Fiction. Based on a true longing.
By Leanna Glenn Markham
This journal entry is inspired by true events. Some of the characters, names, businesses, incidents, and certain locations and events have been fictionalized for dramatic purposes. Any similarity to the name, character or history of any person is entirely coincidental and unintentional.
Trigger Warning: our program often motivates people to discuss their trauma. If you find yourself feeling overwhelmed, please, take a step back to address emotional flashbacks and trauma before continuing to push yourself.
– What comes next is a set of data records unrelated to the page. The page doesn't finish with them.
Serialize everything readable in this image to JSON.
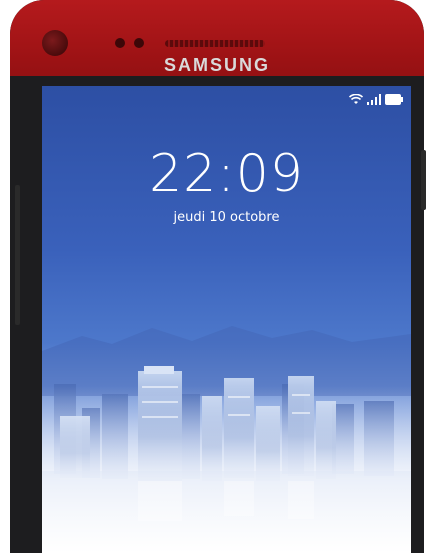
{
  "device": {
    "brand": "SAMSUNG",
    "body_color": "#a3151a"
  },
  "status_bar": {
    "icons": [
      "wifi-icon",
      "signal-icon",
      "battery-icon"
    ]
  },
  "lock_screen": {
    "time": "22:09",
    "date": "jeudi 10 octobre"
  }
}
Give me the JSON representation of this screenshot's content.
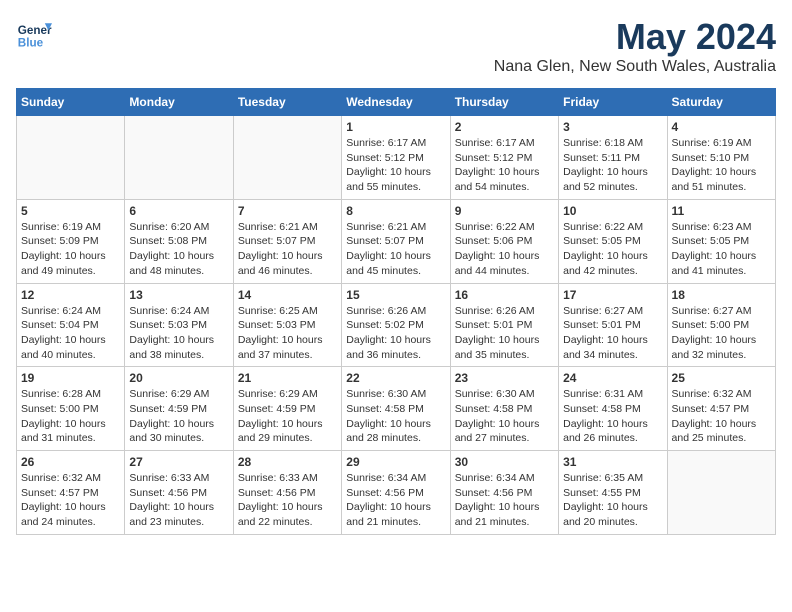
{
  "header": {
    "logo_line1": "General",
    "logo_line2": "Blue",
    "month_year": "May 2024",
    "location": "Nana Glen, New South Wales, Australia"
  },
  "days_of_week": [
    "Sunday",
    "Monday",
    "Tuesday",
    "Wednesday",
    "Thursday",
    "Friday",
    "Saturday"
  ],
  "weeks": [
    [
      {
        "day": "",
        "info": ""
      },
      {
        "day": "",
        "info": ""
      },
      {
        "day": "",
        "info": ""
      },
      {
        "day": "1",
        "info": "Sunrise: 6:17 AM\nSunset: 5:12 PM\nDaylight: 10 hours\nand 55 minutes."
      },
      {
        "day": "2",
        "info": "Sunrise: 6:17 AM\nSunset: 5:12 PM\nDaylight: 10 hours\nand 54 minutes."
      },
      {
        "day": "3",
        "info": "Sunrise: 6:18 AM\nSunset: 5:11 PM\nDaylight: 10 hours\nand 52 minutes."
      },
      {
        "day": "4",
        "info": "Sunrise: 6:19 AM\nSunset: 5:10 PM\nDaylight: 10 hours\nand 51 minutes."
      }
    ],
    [
      {
        "day": "5",
        "info": "Sunrise: 6:19 AM\nSunset: 5:09 PM\nDaylight: 10 hours\nand 49 minutes."
      },
      {
        "day": "6",
        "info": "Sunrise: 6:20 AM\nSunset: 5:08 PM\nDaylight: 10 hours\nand 48 minutes."
      },
      {
        "day": "7",
        "info": "Sunrise: 6:21 AM\nSunset: 5:07 PM\nDaylight: 10 hours\nand 46 minutes."
      },
      {
        "day": "8",
        "info": "Sunrise: 6:21 AM\nSunset: 5:07 PM\nDaylight: 10 hours\nand 45 minutes."
      },
      {
        "day": "9",
        "info": "Sunrise: 6:22 AM\nSunset: 5:06 PM\nDaylight: 10 hours\nand 44 minutes."
      },
      {
        "day": "10",
        "info": "Sunrise: 6:22 AM\nSunset: 5:05 PM\nDaylight: 10 hours\nand 42 minutes."
      },
      {
        "day": "11",
        "info": "Sunrise: 6:23 AM\nSunset: 5:05 PM\nDaylight: 10 hours\nand 41 minutes."
      }
    ],
    [
      {
        "day": "12",
        "info": "Sunrise: 6:24 AM\nSunset: 5:04 PM\nDaylight: 10 hours\nand 40 minutes."
      },
      {
        "day": "13",
        "info": "Sunrise: 6:24 AM\nSunset: 5:03 PM\nDaylight: 10 hours\nand 38 minutes."
      },
      {
        "day": "14",
        "info": "Sunrise: 6:25 AM\nSunset: 5:03 PM\nDaylight: 10 hours\nand 37 minutes."
      },
      {
        "day": "15",
        "info": "Sunrise: 6:26 AM\nSunset: 5:02 PM\nDaylight: 10 hours\nand 36 minutes."
      },
      {
        "day": "16",
        "info": "Sunrise: 6:26 AM\nSunset: 5:01 PM\nDaylight: 10 hours\nand 35 minutes."
      },
      {
        "day": "17",
        "info": "Sunrise: 6:27 AM\nSunset: 5:01 PM\nDaylight: 10 hours\nand 34 minutes."
      },
      {
        "day": "18",
        "info": "Sunrise: 6:27 AM\nSunset: 5:00 PM\nDaylight: 10 hours\nand 32 minutes."
      }
    ],
    [
      {
        "day": "19",
        "info": "Sunrise: 6:28 AM\nSunset: 5:00 PM\nDaylight: 10 hours\nand 31 minutes."
      },
      {
        "day": "20",
        "info": "Sunrise: 6:29 AM\nSunset: 4:59 PM\nDaylight: 10 hours\nand 30 minutes."
      },
      {
        "day": "21",
        "info": "Sunrise: 6:29 AM\nSunset: 4:59 PM\nDaylight: 10 hours\nand 29 minutes."
      },
      {
        "day": "22",
        "info": "Sunrise: 6:30 AM\nSunset: 4:58 PM\nDaylight: 10 hours\nand 28 minutes."
      },
      {
        "day": "23",
        "info": "Sunrise: 6:30 AM\nSunset: 4:58 PM\nDaylight: 10 hours\nand 27 minutes."
      },
      {
        "day": "24",
        "info": "Sunrise: 6:31 AM\nSunset: 4:58 PM\nDaylight: 10 hours\nand 26 minutes."
      },
      {
        "day": "25",
        "info": "Sunrise: 6:32 AM\nSunset: 4:57 PM\nDaylight: 10 hours\nand 25 minutes."
      }
    ],
    [
      {
        "day": "26",
        "info": "Sunrise: 6:32 AM\nSunset: 4:57 PM\nDaylight: 10 hours\nand 24 minutes."
      },
      {
        "day": "27",
        "info": "Sunrise: 6:33 AM\nSunset: 4:56 PM\nDaylight: 10 hours\nand 23 minutes."
      },
      {
        "day": "28",
        "info": "Sunrise: 6:33 AM\nSunset: 4:56 PM\nDaylight: 10 hours\nand 22 minutes."
      },
      {
        "day": "29",
        "info": "Sunrise: 6:34 AM\nSunset: 4:56 PM\nDaylight: 10 hours\nand 21 minutes."
      },
      {
        "day": "30",
        "info": "Sunrise: 6:34 AM\nSunset: 4:56 PM\nDaylight: 10 hours\nand 21 minutes."
      },
      {
        "day": "31",
        "info": "Sunrise: 6:35 AM\nSunset: 4:55 PM\nDaylight: 10 hours\nand 20 minutes."
      },
      {
        "day": "",
        "info": ""
      }
    ]
  ]
}
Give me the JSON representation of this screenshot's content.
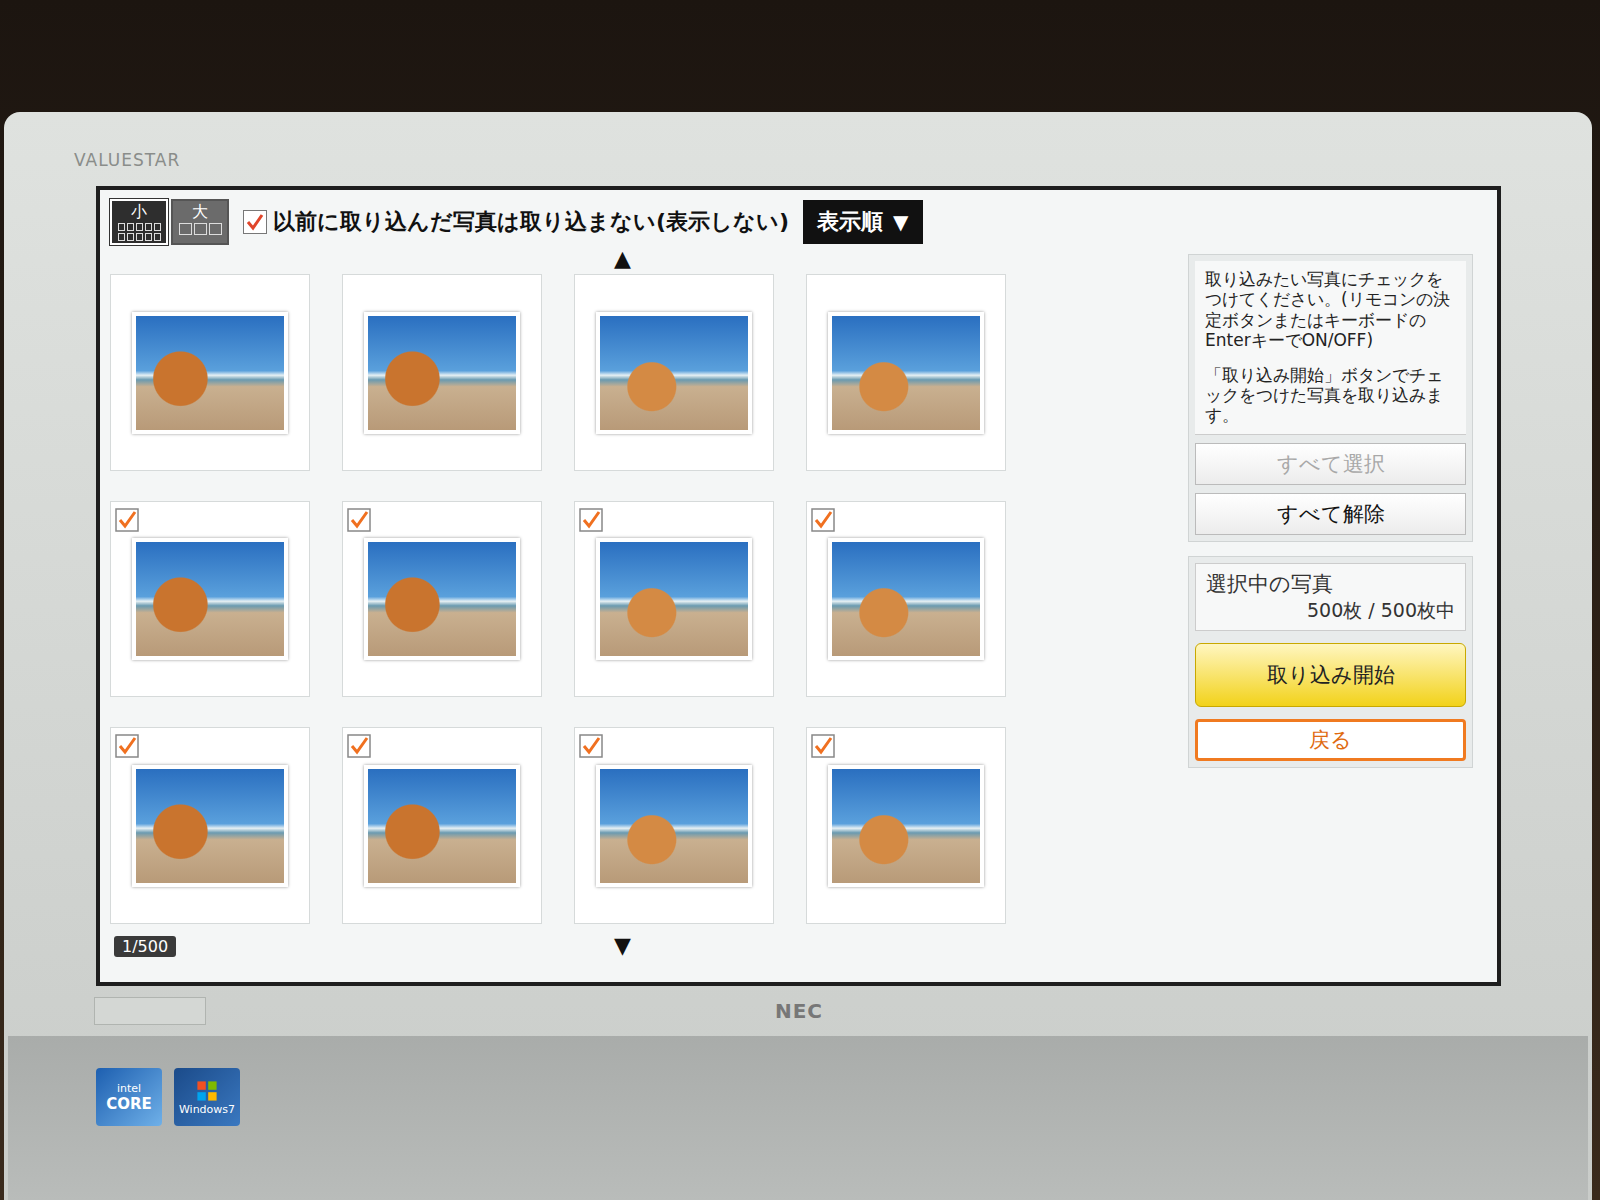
{
  "monitor": {
    "brand": "VALUESTAR",
    "maker": "NEC",
    "stickers": [
      "intel",
      "CORE",
      "Windows7"
    ]
  },
  "toolbar": {
    "size_buttons": [
      {
        "label": "小",
        "cells": 10,
        "selected": true
      },
      {
        "label": "大",
        "cells": 3,
        "selected": false
      }
    ],
    "skip_imported": {
      "label": "以前に取り込んだ写真は取り込まない(表示しない)",
      "checked": true
    },
    "sort": {
      "label": "表示順",
      "icon": "▼"
    }
  },
  "scroll": {
    "up": "▲",
    "down": "▼"
  },
  "photos": [
    {
      "checked": false
    },
    {
      "checked": false
    },
    {
      "checked": false
    },
    {
      "checked": false
    },
    {
      "checked": true
    },
    {
      "checked": true
    },
    {
      "checked": true
    },
    {
      "checked": true
    },
    {
      "checked": true
    },
    {
      "checked": true
    },
    {
      "checked": true
    },
    {
      "checked": true
    }
  ],
  "page_counter": "1/500",
  "side": {
    "instructions": [
      "取り込みたい写真にチェックをつけてください。(リモコンの決定ボタンまたはキーボードのEnterキーでON/OFF)",
      "「取り込み開始」ボタンでチェックをつけた写真を取り込みます。"
    ],
    "select_all": {
      "label": "すべて選択",
      "disabled": true
    },
    "clear_all": {
      "label": "すべて解除",
      "disabled": false
    },
    "selection": {
      "title": "選択中の写真",
      "count": "500枚 / 500枚中"
    },
    "start": "取り込み開始",
    "back": {
      "label": "戻る",
      "focused": true
    }
  }
}
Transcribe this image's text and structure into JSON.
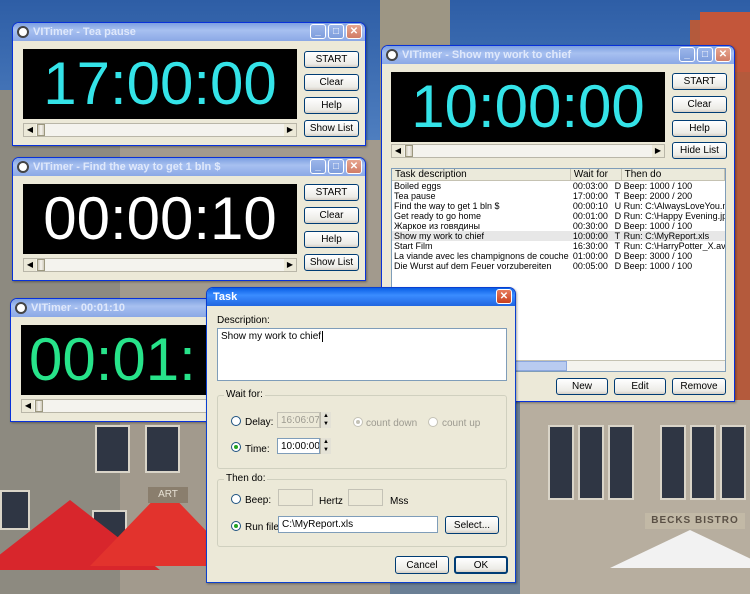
{
  "windows": {
    "tea": {
      "title": "VITimer - Tea pause",
      "time": "17:00:00",
      "time_color": "#34e3e8",
      "buttons": {
        "start": "START",
        "clear": "Clear",
        "help": "Help",
        "list": "Show List"
      }
    },
    "findway": {
      "title": "VITimer - Find the way to get 1 bln $",
      "time": "00:00:10",
      "time_color": "#ffffff",
      "buttons": {
        "start": "START",
        "clear": "Clear",
        "help": "Help",
        "list": "Show List"
      }
    },
    "countdown": {
      "title": "VITimer - 00:01:10",
      "time": "00:01:",
      "time_color": "#27e38a"
    },
    "chief": {
      "title": "VITimer - Show my work to chief",
      "time": "10:00:00",
      "time_color": "#34e3e8",
      "buttons": {
        "start": "START",
        "clear": "Clear",
        "help": "Help",
        "list": "Hide List",
        "new": "New",
        "edit": "Edit",
        "remove": "Remove"
      }
    }
  },
  "task_list": {
    "columns": [
      "Task description",
      "Wait for",
      "Then do"
    ],
    "rows": [
      {
        "desc": "Boiled eggs",
        "wait": "00:03:00",
        "mode": "D",
        "action": "Beep: 1000 / 100"
      },
      {
        "desc": "Tea pause",
        "wait": "17:00:00",
        "mode": "T",
        "action": "Beep: 2000 / 200"
      },
      {
        "desc": "Find the way to get 1 bln $",
        "wait": "00:00:10",
        "mode": "U",
        "action": "Run: C:\\AlwaysLoveYou.mp"
      },
      {
        "desc": "Get ready to go home",
        "wait": "00:01:00",
        "mode": "D",
        "action": "Run: C:\\Happy Evening.jpg"
      },
      {
        "desc": "Жаркое из говядины",
        "wait": "00:30:00",
        "mode": "D",
        "action": "Beep: 1000 / 100"
      },
      {
        "desc": "Show my work to chief",
        "wait": "10:00:00",
        "mode": "T",
        "action": "Run: C:\\MyReport.xls",
        "selected": true
      },
      {
        "desc": "Start Film",
        "wait": "16:30:00",
        "mode": "T",
        "action": "Run: C:\\HarryPotter_X.avi"
      },
      {
        "desc": "La viande avec les champignons de couche",
        "wait": "01:00:00",
        "mode": "D",
        "action": "Beep: 3000 / 100"
      },
      {
        "desc": "Die Wurst auf dem Feuer vorzubereiten",
        "wait": "00:05:00",
        "mode": "D",
        "action": "Beep: 1000 / 100"
      }
    ]
  },
  "task_dialog": {
    "title": "Task",
    "description_label": "Description:",
    "description_value": "Show my work to chief",
    "wait_group": "Wait for:",
    "delay_label": "Delay:",
    "delay_value": "16:06:07",
    "count_down": "count down",
    "count_up": "count up",
    "time_label": "Time:",
    "time_value": "10:00:00",
    "then_group": "Then do:",
    "beep_label": "Beep:",
    "hertz": "Hertz",
    "mss": "Mss",
    "run_label": "Run file:",
    "run_value": "C:\\MyReport.xls",
    "select_button": "Select...",
    "cancel_button": "Cancel",
    "ok_button": "OK"
  },
  "scenery": {
    "bistro_sign": "BECKS BISTRO",
    "art_sign": "ART"
  }
}
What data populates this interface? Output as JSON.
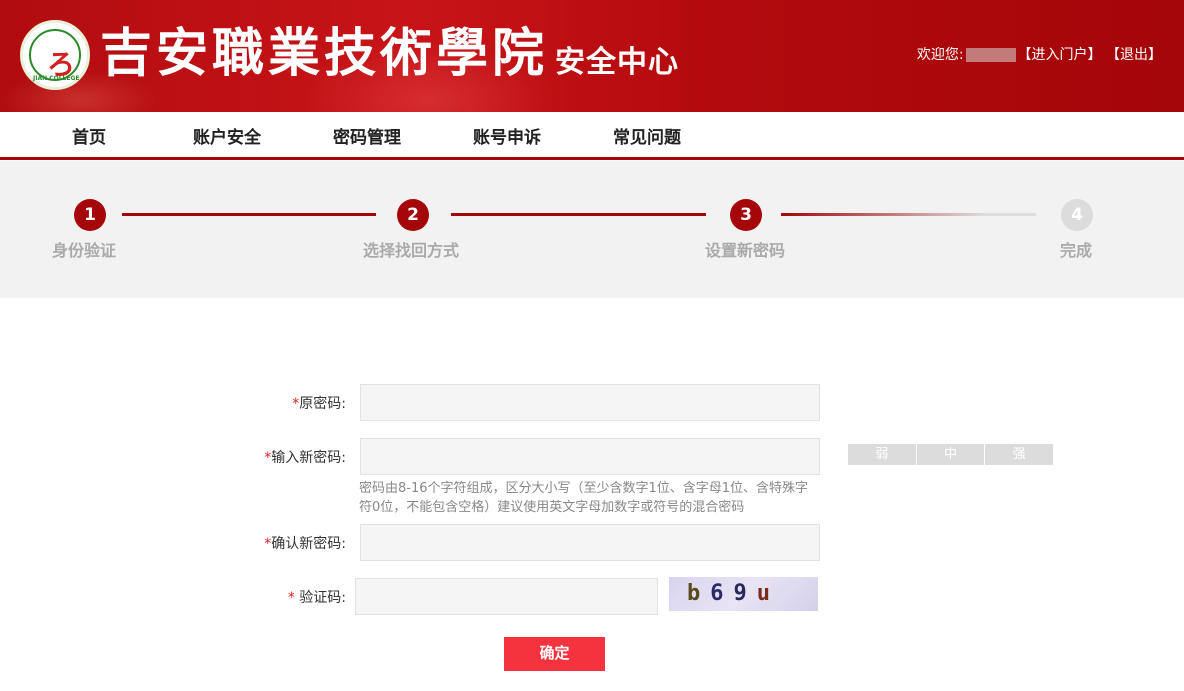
{
  "header": {
    "school_name": "吉安職業技術學院",
    "center_name": "安全中心",
    "welcome": "欢迎您:",
    "portal_link": "【进入门户】",
    "logout_link": "【退出】",
    "logo_text": "JIAN COLLEGE"
  },
  "nav": {
    "items": [
      "首页",
      "账户安全",
      "密码管理",
      "账号申诉",
      "常见问题"
    ]
  },
  "steps": [
    {
      "number": "1",
      "label": "身份验证",
      "state": "done"
    },
    {
      "number": "2",
      "label": "选择找回方式",
      "state": "done"
    },
    {
      "number": "3",
      "label": "设置新密码",
      "state": "current"
    },
    {
      "number": "4",
      "label": "完成",
      "state": "todo"
    }
  ],
  "form": {
    "required_mark": "*",
    "old_password": {
      "label": "原密码:",
      "value": "",
      "placeholder": ""
    },
    "new_password": {
      "label": "输入新密码:",
      "value": "",
      "placeholder": ""
    },
    "hint": "密码由8-16个字符组成，区分大小写（至少含数字1位、含字母1位、含特殊字符0位，不能包含空格）建议使用英文字母加数字或符号的混合密码",
    "strength": [
      "弱",
      "中",
      "强"
    ],
    "confirm_password": {
      "label": "确认新密码:",
      "value": "",
      "placeholder": ""
    },
    "captcha": {
      "label": " 验证码:",
      "value": "",
      "placeholder": "",
      "image_text": [
        "b",
        "6",
        "9",
        "u"
      ]
    },
    "submit_label": "确定"
  },
  "colors": {
    "brand_red": "#a40609",
    "submit_red": "#f5333f",
    "required_red": "#e02020"
  }
}
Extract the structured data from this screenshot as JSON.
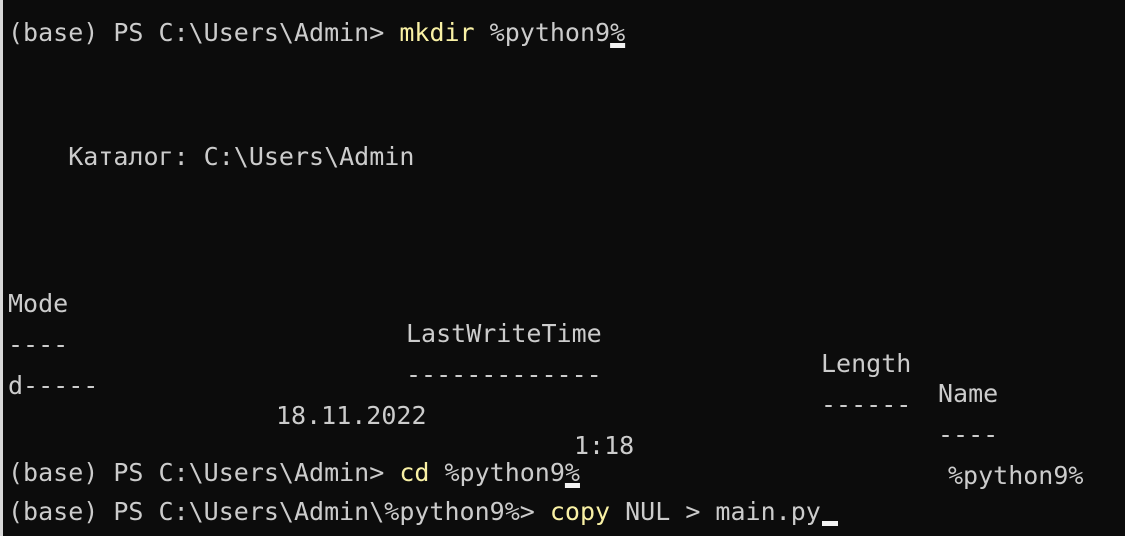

If you are experiencing a medical emergency, call 911 or the National Suicide Hotline at (1-800) 273-8255.
The Celtic melodies,
wrought from green earth, where it meets clear sky,
where rugged coastline dare the seas to do their worst,
surprise the soul
They seep into the marrow
where seeds of love, of longing
and deepest sorrow
germinate into delicate flowers
with the hardiness of Braveheart.
Why do these resonate
with tear-wringing power?
Why so magnetic as to
draw the heart to Heaven, Hell, and Highlands?
I’ll leave the question hanging.
I’m sure an ethnomusicologist
could somehow trace the roots
of bluegrass to these Celtic hills and hamlets.
For it holds the same power to
summon the soul to hardscrabble places
In landscape and soul
while lifting the spirit to the skies.
I’ve equal certainty that angels dropped
the hammered dulcimer
from above and blessed some with the
heart and hands to play it.
I haven’t such a gift.
But then, I haven’t tried.
Instead, mine are child’s fingers that plunked out
“Loch Lomond” on the piano
over and over while I wept over the
sheer melancholy of it.
I have unfinished business with music,
but I cannot speak of it now.